Testing, race strategies, car setups, tire choices, the timing of pit stops and releases, courtesy to the higher ranked car in traffic and the selection and deployment or non-deployment of a third driver in the 10-hour season finale at Road Atlanta can all come into play.
Race team leaders are not conspiracy theorists, but through the years a few eyebrows have been raised at some of the more fortuitous “coincidences” involving same make GTD cars or conveniently timed stops off course by teammates to bring out a full course caution.
The introduction of telemetry was said to be a small step in making honest men of race cars drivers. Perhaps the installation of onboard data recorders may reduce temptation for final hour gamesmanship.
Hopes are high in every pit box when each WeatherTech Championship season kicks off. Everyone thinks this could be their year. Over the next seven months, the reality police arrive.
After 23 and a half grueling hours, Corvette Racing had no hesitation in telling Antonio Garcia that “you are free to race” as he set off on an inspired charge to catch teammate Oliver Gavin in the 2016 Rolex 24 At Daytona. That would be an unlikely message to Gavin in the final hour at Road Atlanta.
With their teammates a bit down the road; the No. 67 Ford of Richard Westbrook and Ryan Briscoe stand fourth in the championship standings, the No. 24 BMW of John Edwards and Martin Tomczyk seventh, and the defending champions, No. 4 Corvette of Gavin and Tommy Milner are eighth.
Each team can be expected to use its second car as a chess piece to support its championship contender.
Porsche Wild Card
Porsche continues to gain experience and momentum with its new car and driver pairings as it builds the foundation and results for a WeatherTech Championship run in 2018.
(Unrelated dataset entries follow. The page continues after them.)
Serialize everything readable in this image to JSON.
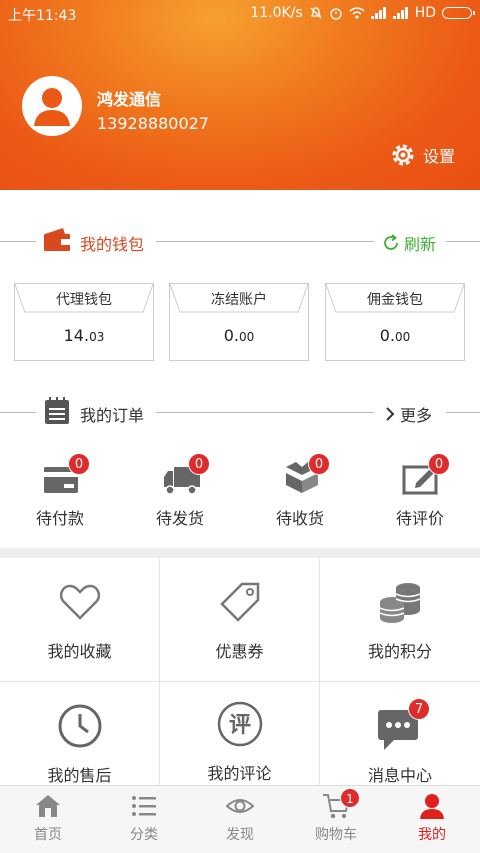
{
  "status_bar": {
    "time": "上午11:43",
    "speed": "11.0K/s",
    "network": "HD"
  },
  "user": {
    "name": "鸿发通信",
    "phone": "13928880027"
  },
  "settings_label": "设置",
  "wallet": {
    "title": "我的钱包",
    "refresh_label": "刷新",
    "cards": [
      {
        "title": "代理钱包",
        "value_int": "14.",
        "value_dec": "03"
      },
      {
        "title": "冻结账户",
        "value_int": "0.",
        "value_dec": "00"
      },
      {
        "title": "佣金钱包",
        "value_int": "0.",
        "value_dec": "00"
      }
    ]
  },
  "orders": {
    "title": "我的订单",
    "more_label": "更多",
    "statuses": [
      {
        "label": "待付款",
        "count": "0",
        "icon": "card-icon"
      },
      {
        "label": "待发货",
        "count": "0",
        "icon": "truck-icon"
      },
      {
        "label": "待收货",
        "count": "0",
        "icon": "box-icon"
      },
      {
        "label": "待评价",
        "count": "0",
        "icon": "edit-icon"
      }
    ]
  },
  "grid": [
    {
      "label": "我的收藏",
      "icon": "heart-icon"
    },
    {
      "label": "优惠券",
      "icon": "tag-icon"
    },
    {
      "label": "我的积分",
      "icon": "coins-icon"
    },
    {
      "label": "我的售后",
      "icon": "clock-icon"
    },
    {
      "label": "我的评论",
      "icon": "comment-badge-icon"
    },
    {
      "label": "消息中心",
      "icon": "message-icon",
      "badge": "7"
    }
  ],
  "nav": [
    {
      "label": "首页",
      "icon": "home-icon"
    },
    {
      "label": "分类",
      "icon": "list-icon"
    },
    {
      "label": "发现",
      "icon": "eye-icon"
    },
    {
      "label": "购物车",
      "icon": "cart-icon",
      "badge": "1"
    },
    {
      "label": "我的",
      "icon": "user-icon",
      "active": true
    }
  ],
  "colors": {
    "brand": "#e84f12",
    "accent_red": "#e02b2b",
    "refresh_green": "#3cb034",
    "wallet_red": "#d9491f"
  }
}
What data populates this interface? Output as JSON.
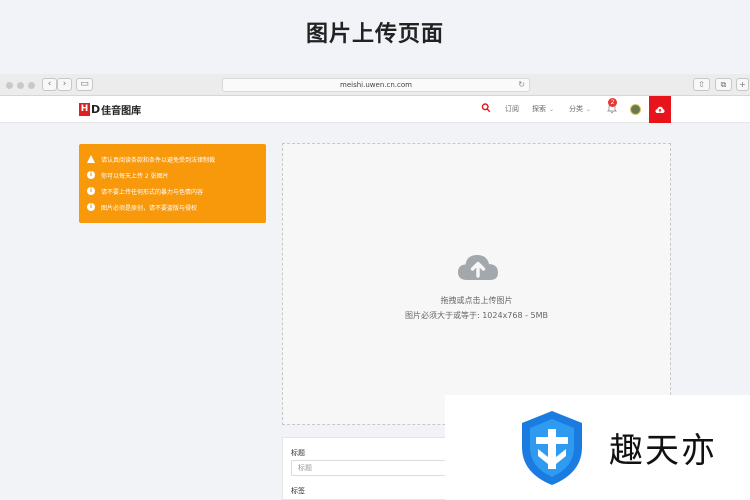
{
  "banner": {
    "title": "图片上传页面"
  },
  "browser": {
    "url": "meishi.uwen.cn.com"
  },
  "header": {
    "logo_mark": "H",
    "logo_d": "D",
    "logo_name": "佳音图库",
    "nav": [
      {
        "label": "订阅"
      },
      {
        "label": "探索",
        "dropdown": true
      },
      {
        "label": "分类",
        "dropdown": true
      }
    ],
    "notification_count": "2"
  },
  "notice": {
    "items": [
      {
        "icon": "warning-icon",
        "text": "请认真阅读条款和条件以避免受到法律制裁"
      },
      {
        "icon": "info-icon",
        "text": "你可以每天上传 2 张图片"
      },
      {
        "icon": "info-icon",
        "text": "请不要上传任何形式的暴力与色情内容"
      },
      {
        "icon": "info-icon",
        "text": "图片必须是原创，请不要盗版与侵权"
      }
    ]
  },
  "dropzone": {
    "line1": "拖拽或点击上传图片",
    "line2": "图片必须大于或等于: 1024x768 - 5MB"
  },
  "form": {
    "title_label": "标题",
    "title_placeholder": "标题",
    "tags_label": "标签"
  },
  "watermark": {
    "text": "趣天亦"
  },
  "colors": {
    "accent": "#e8141b",
    "notice_bg": "#f8980b",
    "brand_blue": "#1a7be0"
  }
}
Pilet and Dirk Werner led a big 1-2 finish at Lime Rock and a strong run by Gianmaria Bruni and Laurens Vanthoor at Road America make clear that a big late season Porsche surge is certainly possible.
Manufacturers Keeping Score
In the manufacturer title fight, Ford leads Chevrolet Corvette by a single point.
Manufacturer points are tabulated in a slightly different fashion than driver points. Each manufacturer scores points for its top finishing car.
When BMW finished 1-2 at Canadian Tire Motorsport Park, the German brand earned first place manufacturer points, but second place points went to Ford which finished third. A manufacturer finishing in the last two positions would get 5th place points.